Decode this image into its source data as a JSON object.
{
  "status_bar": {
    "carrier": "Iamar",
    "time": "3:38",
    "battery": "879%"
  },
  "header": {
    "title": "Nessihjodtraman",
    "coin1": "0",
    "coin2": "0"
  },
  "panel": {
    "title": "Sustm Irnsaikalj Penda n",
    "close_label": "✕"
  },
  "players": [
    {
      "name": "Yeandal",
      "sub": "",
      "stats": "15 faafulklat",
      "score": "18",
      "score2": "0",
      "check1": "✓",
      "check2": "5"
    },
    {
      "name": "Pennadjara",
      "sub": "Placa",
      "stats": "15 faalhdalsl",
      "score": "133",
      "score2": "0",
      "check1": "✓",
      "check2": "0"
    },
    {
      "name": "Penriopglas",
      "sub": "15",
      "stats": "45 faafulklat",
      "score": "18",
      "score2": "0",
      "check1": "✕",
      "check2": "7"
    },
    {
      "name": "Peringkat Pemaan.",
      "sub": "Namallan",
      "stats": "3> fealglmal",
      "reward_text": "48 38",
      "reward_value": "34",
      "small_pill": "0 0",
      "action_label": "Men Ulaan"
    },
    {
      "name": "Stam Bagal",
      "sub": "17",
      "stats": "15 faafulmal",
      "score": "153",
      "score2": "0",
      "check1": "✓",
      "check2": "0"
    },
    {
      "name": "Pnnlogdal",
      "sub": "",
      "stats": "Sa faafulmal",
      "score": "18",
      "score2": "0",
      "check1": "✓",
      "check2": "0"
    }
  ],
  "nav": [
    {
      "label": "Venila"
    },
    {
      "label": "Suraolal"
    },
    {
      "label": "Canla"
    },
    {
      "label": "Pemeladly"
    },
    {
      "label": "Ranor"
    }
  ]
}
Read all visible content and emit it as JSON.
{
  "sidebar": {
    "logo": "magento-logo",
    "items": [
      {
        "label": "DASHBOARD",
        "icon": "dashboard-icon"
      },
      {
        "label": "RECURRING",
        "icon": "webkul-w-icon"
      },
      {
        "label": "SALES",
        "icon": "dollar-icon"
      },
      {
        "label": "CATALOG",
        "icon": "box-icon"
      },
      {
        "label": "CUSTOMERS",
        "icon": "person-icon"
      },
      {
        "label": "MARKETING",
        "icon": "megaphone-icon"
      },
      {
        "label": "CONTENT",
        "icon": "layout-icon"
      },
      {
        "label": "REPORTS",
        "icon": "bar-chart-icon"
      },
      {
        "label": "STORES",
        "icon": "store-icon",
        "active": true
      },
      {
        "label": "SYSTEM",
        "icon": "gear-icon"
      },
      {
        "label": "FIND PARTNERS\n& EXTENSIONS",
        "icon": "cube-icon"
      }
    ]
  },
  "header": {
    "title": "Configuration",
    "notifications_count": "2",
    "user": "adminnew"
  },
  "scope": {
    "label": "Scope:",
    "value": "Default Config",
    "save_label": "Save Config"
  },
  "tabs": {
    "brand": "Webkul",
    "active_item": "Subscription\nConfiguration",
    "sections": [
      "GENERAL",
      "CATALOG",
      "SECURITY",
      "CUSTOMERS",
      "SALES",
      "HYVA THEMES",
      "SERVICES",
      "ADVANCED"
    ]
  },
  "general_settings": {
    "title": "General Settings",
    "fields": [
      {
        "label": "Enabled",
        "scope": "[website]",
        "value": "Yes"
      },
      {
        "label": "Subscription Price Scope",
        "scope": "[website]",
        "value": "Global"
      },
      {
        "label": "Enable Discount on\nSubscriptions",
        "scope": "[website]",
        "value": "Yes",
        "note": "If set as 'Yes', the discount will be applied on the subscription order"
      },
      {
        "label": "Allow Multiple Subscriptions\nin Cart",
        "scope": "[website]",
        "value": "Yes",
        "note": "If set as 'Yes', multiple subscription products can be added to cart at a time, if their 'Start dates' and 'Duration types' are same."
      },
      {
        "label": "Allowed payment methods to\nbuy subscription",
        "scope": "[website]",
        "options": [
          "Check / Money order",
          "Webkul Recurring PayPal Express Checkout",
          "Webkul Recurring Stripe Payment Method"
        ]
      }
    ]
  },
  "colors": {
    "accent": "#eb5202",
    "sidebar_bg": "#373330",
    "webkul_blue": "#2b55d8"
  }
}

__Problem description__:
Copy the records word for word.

__Exercise response__:
Decode this image into its source data as a JSON object.
{
  "status_bar": {
    "carrier": "Iamar",
    "time": "3:38",
    "battery": "879%"
  },
  "header": {
    "title": "Nessihjodtraman",
    "coin1": "0",
    "coin2": "0"
  },
  "panel": {
    "title": "Sustm Irnsaikalj Penda n",
    "close_label": "✕"
  },
  "players": [
    {
      "name": "Yeandal",
      "sub": "",
      "stats": "15 faafulklat",
      "score": "18",
      "score2": "0",
      "check1": "✓",
      "check2": "5"
    },
    {
      "name": "Pennadjara",
      "sub": "Placa",
      "stats": "15 faalhdalsl",
      "score": "133",
      "score2": "0",
      "check1": "✓",
      "check2": "0"
    },
    {
      "name": "Penriopglas",
      "sub": "15",
      "stats": "45 faafulklat",
      "score": "18",
      "score2": "0",
      "check1": "✕",
      "check2": "7"
    },
    {
      "name": "Peringkat Pemaan.",
      "sub": "Namallan",
      "stats": "3> fealglmal",
      "reward_text": "48 38",
      "reward_value": "34",
      "small_pill": "0 0",
      "action_label": "Men Ulaan"
    },
    {
      "name": "Stam Bagal",
      "sub": "17",
      "stats": "15 faafulmal",
      "score": "153",
      "score2": "0",
      "check1": "✓",
      "check2": "0"
    },
    {
      "name": "Pnnlogdal",
      "sub": "",
      "stats": "Sa faafulmal",
      "score": "18",
      "score2": "0",
      "check1": "✓",
      "check2": "0"
    }
  ],
  "nav": [
    {
      "label": "Venila"
    },
    {
      "label": "Suraolal"
    },
    {
      "label": "Canla"
    },
    {
      "label": "Pemeladly"
    },
    {
      "label": "Ranor"
    }
  ]
}
Read all visible content and emit it as JSON.
{
  "sidebar": {
    "logo": "magento-logo",
    "items": [
      {
        "label": "DASHBOARD",
        "icon": "dashboard-icon"
      },
      {
        "label": "RECURRING",
        "icon": "webkul-w-icon"
      },
      {
        "label": "SALES",
        "icon": "dollar-icon"
      },
      {
        "label": "CATALOG",
        "icon": "box-icon"
      },
      {
        "label": "CUSTOMERS",
        "icon": "person-icon"
      },
      {
        "label": "MARKETING",
        "icon": "megaphone-icon"
      },
      {
        "label": "CONTENT",
        "icon": "layout-icon"
      },
      {
        "label": "REPORTS",
        "icon": "bar-chart-icon"
      },
      {
        "label": "STORES",
        "icon": "store-icon",
        "active": true
      },
      {
        "label": "SYSTEM",
        "icon": "gear-icon"
      },
      {
        "label": "FIND PARTNERS\n& EXTENSIONS",
        "icon": "cube-icon"
      }
    ]
  },
  "header": {
    "title": "Configuration",
    "notifications_count": "2",
    "user": "adminnew"
  },
  "scope": {
    "label": "Scope:",
    "value": "Default Config",
    "save_label": "Save Config"
  },
  "tabs": {
    "brand": "Webkul",
    "active_item": "Subscription\nConfiguration",
    "sections": [
      "GENERAL",
      "CATALOG",
      "SECURITY",
      "CUSTOMERS",
      "SALES",
      "HYVA THEMES",
      "SERVICES",
      "ADVANCED"
    ]
  },
  "general_settings": {
    "title": "General Settings",
    "fields": [
      {
        "label": "Enabled",
        "scope": "[website]",
        "value": "Yes"
      },
      {
        "label": "Subscription Price Scope",
        "scope": "[website]",
        "value": "Global"
      },
      {
        "label": "Enable Discount on\nSubscriptions",
        "scope": "[website]",
        "value": "Yes",
        "note": "If set as 'Yes', the discount will be applied on the subscription order"
      },
      {
        "label": "Allow Multiple Subscriptions\nin Cart",
        "scope": "[website]",
        "value": "Yes",
        "note": "If set as 'Yes', multiple subscription products can be added to cart at a time, if their 'Start dates' and 'Duration types' are same."
      },
      {
        "label": "Allowed payment methods to\nbuy subscription",
        "scope": "[website]",
        "options": [
          "Check / Money order",
          "Webkul Recurring PayPal Express Checkout",
          "Webkul Recurring Stripe Payment Method"
        ]
      }
    ]
  },
  "colors": {
    "accent": "#eb5202",
    "sidebar_bg": "#373330",
    "webkul_blue": "#2b55d8"
  }
}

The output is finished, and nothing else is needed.